  15. 15.0 15.1 Bushman, B. J. (2002). Does venting anger feed or extinguish the flame? Catharsis, rumination, distraction, anger, and aggressive responding. Personality and social psychology bulletin, 28(6), 724-731.http://dx.doi.org/10.1177/0146167202289002
  16. 16.0 16.1 Bohart, A. C. (1980). Toward a cognitive theory of catharsis. Psychotherapy: Theory, Research & Practice, 17(2), 192. https://doi.org/10.1037/h0085911
  17. Golden, L. (1973). The purgation theory of catharsis. The Journal of Aesthetics and Art Criticism, 31(4), 473-479. https://doi.org/10.2307/429320
  18. Porter, J. I. (2015). Jacob Bernays and the Catharsis of Modernity. Tragedy and the Idea of Modernity, 15-41. https://doi.org/10.1093/acprof:oso/9780198727798.003.0002
  19. Bushman, B. J., Baumeister, R. F., & Stack, A. D. (1999). Catharsis, aggression, and persuasive influence: Self-fulfilling or self-defeating prophecies?. Journal of personality and social psychology, 76(3), 367. https://doi.org/10.1037/0022-3514.76.3.367
  20. Bushman, B. J., Baumeister, R. F., & Phillips, C. M. (2001). Do people aggress to improve their mood? Catharsis beliefs, affect regulation opportunity, and aggressive responding. Journal of personality and social psychology, 81(1), 17. https://doi.org/10.1037/0022-3514.81.1.17
  21. Geen, R. G., & Quanty, M. B. (1977). The Catharsis of Aggression: An Evaluation of a Hypothesis. In Advances in experimental social psychology (Vol. 10, pp. 1-37). Academic Press. https://doi.org/10.1016/S0065-2601(08)60353-6
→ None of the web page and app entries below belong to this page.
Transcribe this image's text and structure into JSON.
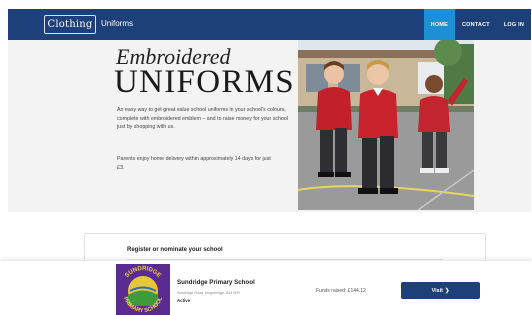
{
  "header": {
    "logo_text": "Clothing",
    "site_title": "Uniforms",
    "nav": [
      {
        "label": "HOME",
        "active": true
      },
      {
        "label": "CONTACT",
        "active": false
      },
      {
        "label": "LOG IN",
        "active": false
      }
    ],
    "colors": {
      "bar": "#1d3f7a",
      "active": "#1f8fd3"
    }
  },
  "hero": {
    "heading_line1": "Embroidered",
    "heading_line2": "UNIFORMS",
    "description": "An easy way to get great value school uniforms in your school's colours, complete with embroidered emblem – and to raise money for your school just by shopping with us.",
    "delivery": "Parents enjoy home delivery within approximately 14 days for just £3."
  },
  "register": {
    "title": "Register or nominate your school"
  },
  "school": {
    "crest_text": "SUNDRIDGE PRIMARY SCHOOL",
    "name": "Sundridge Primary School",
    "address": "Sundridge Road, Kingsbridge, B44 9HY",
    "status": "Active",
    "funds_raised": "Funds raised: £144.12",
    "visit_label": "Visit",
    "visit_icon": "chevron-right-icon"
  }
}
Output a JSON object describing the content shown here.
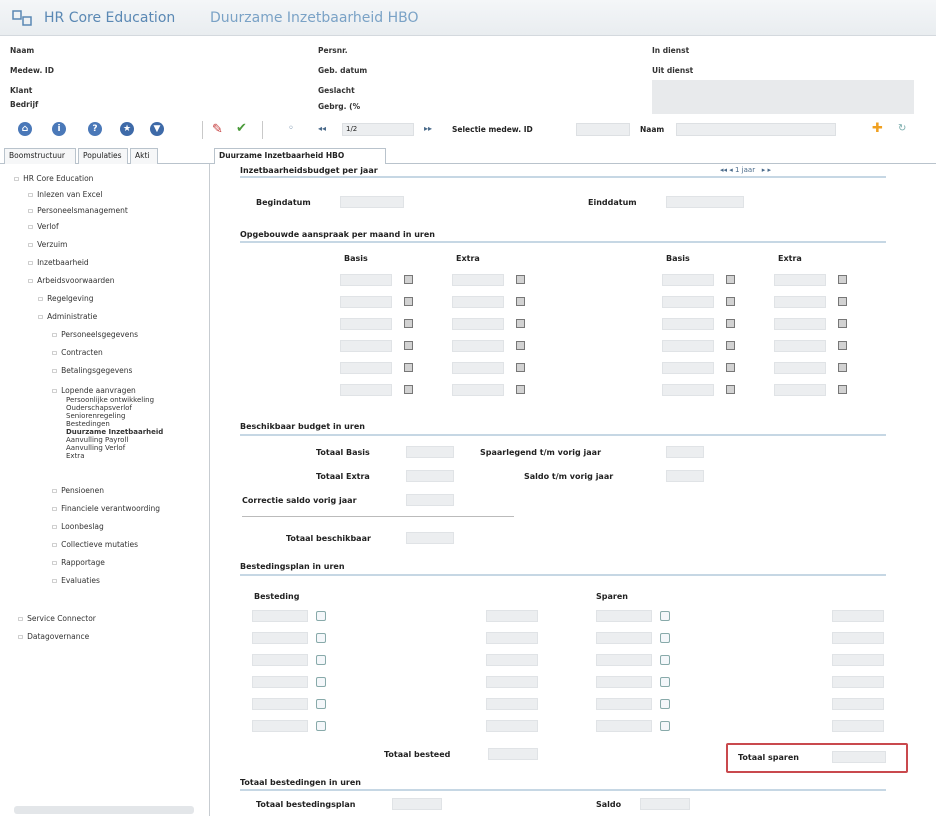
{
  "titlebar": {
    "product": "HR Core Education",
    "module": "Duurzame Inzetbaarheid HBO"
  },
  "header": {
    "left_labels": [
      "Naam",
      "Medew. ID",
      "Klant",
      "Bedrijf"
    ],
    "mid_labels": [
      "Persnr.",
      "Geb. datum",
      "Geslacht",
      "Gebrg. (%"
    ],
    "right_labels": [
      "In dienst",
      "Uit dienst"
    ]
  },
  "toolbar": {
    "nav_value": "1/2",
    "selectie_label": "Selectie medew. ID",
    "naam_label": "Naam",
    "icons": [
      "home-icon",
      "info-icon",
      "help-icon",
      "star-icon",
      "save-icon",
      "edit-icon",
      "check-icon",
      "first-icon",
      "prev-icon",
      "next-icon",
      "last-icon",
      "add-icon",
      "refresh-icon"
    ]
  },
  "tabs": [
    "Boomstructuur",
    "Populaties",
    "Akti",
    "Duurzame Inzetbaarheid HBO"
  ],
  "tree": [
    {
      "label": "HR Core Education",
      "level": 0
    },
    {
      "label": "Inlezen van Excel",
      "level": 1
    },
    {
      "label": "Personeelsmanagement",
      "level": 1
    },
    {
      "label": "Verlof",
      "level": 1
    },
    {
      "label": "Verzuim",
      "level": 1
    },
    {
      "label": "Inzetbaarheid",
      "level": 1
    },
    {
      "label": "Arbeidsvoorwaarden",
      "level": 1
    },
    {
      "label": "Regelgeving",
      "level": 2
    },
    {
      "label": "Administratie",
      "level": 2
    },
    {
      "label": "Personeelsgegevens",
      "level": 3
    },
    {
      "label": "Contracten",
      "level": 3
    },
    {
      "label": "Betalingsgegevens",
      "level": 3
    },
    {
      "label": "Lopende aanvragen",
      "level": 3
    },
    {
      "label": "Persoonlijke ontwikkeling",
      "level": 4
    },
    {
      "label": "Ouderschapsverlof",
      "level": 4
    },
    {
      "label": "Seniorenregeling",
      "level": 4
    },
    {
      "label": "Bestedingen",
      "level": 4
    },
    {
      "label": "Duurzame Inzetbaarheid",
      "level": 4
    },
    {
      "label": "Aanvulling Payroll",
      "level": 4
    },
    {
      "label": "Aanvulling Verlof",
      "level": 4
    },
    {
      "label": "Extra",
      "level": 4
    },
    {
      "label": "Pensioenen",
      "level": 3
    },
    {
      "label": "Financiele verantwoording",
      "level": 3
    },
    {
      "label": "Loonbeslag",
      "level": 3
    },
    {
      "label": "Collectieve mutaties",
      "level": 3
    },
    {
      "label": "Rapportage",
      "level": 3
    },
    {
      "label": "Evaluaties",
      "level": 3
    },
    {
      "label": "Service Connector",
      "level": 1
    },
    {
      "label": "Datagovernance",
      "level": 1
    }
  ],
  "form": {
    "section1": {
      "title": "Inzetbaarheidsbudget per jaar",
      "nav_value": "1 jaar",
      "begindatum": "Begindatum",
      "einddatum": "Einddatum"
    },
    "section2": {
      "title": "Opgebouwde aanspraak per maand in uren",
      "col_labels": [
        "Basis",
        "Extra",
        "Basis",
        "Extra"
      ],
      "rows": 6
    },
    "section3": {
      "title": "Beschikbaar budget in uren",
      "totaal_basis": "Totaal Basis",
      "totaal_extra": "Totaal Extra",
      "correctie": "Correctie saldo vorig jaar",
      "totaal_beschikbaar": "Totaal beschikbaar",
      "spaarlegend": "Spaarlegend t/m vorig jaar",
      "saldo": "Saldo t/m vorig jaar"
    },
    "section4": {
      "title": "Bestedingsplan in uren",
      "besteding": "Besteding",
      "sparen": "Sparen",
      "rows": 6,
      "totaal_besteed": "Totaal besteed",
      "totaal_sparen": "Totaal sparen"
    },
    "section5": {
      "title": "Totaal bestedingen in uren",
      "totaal_bestedingsplan": "Totaal bestedingsplan",
      "saldo": "Saldo"
    }
  }
}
  22. Nichols, M. P., & Efran, J. S. (1985). Catharsis in psychotherapy: A new perspective. Psychotherapy: Theory, Research, Practice, Training, 22(1), 46. https://doi.org/10.1037/h0088525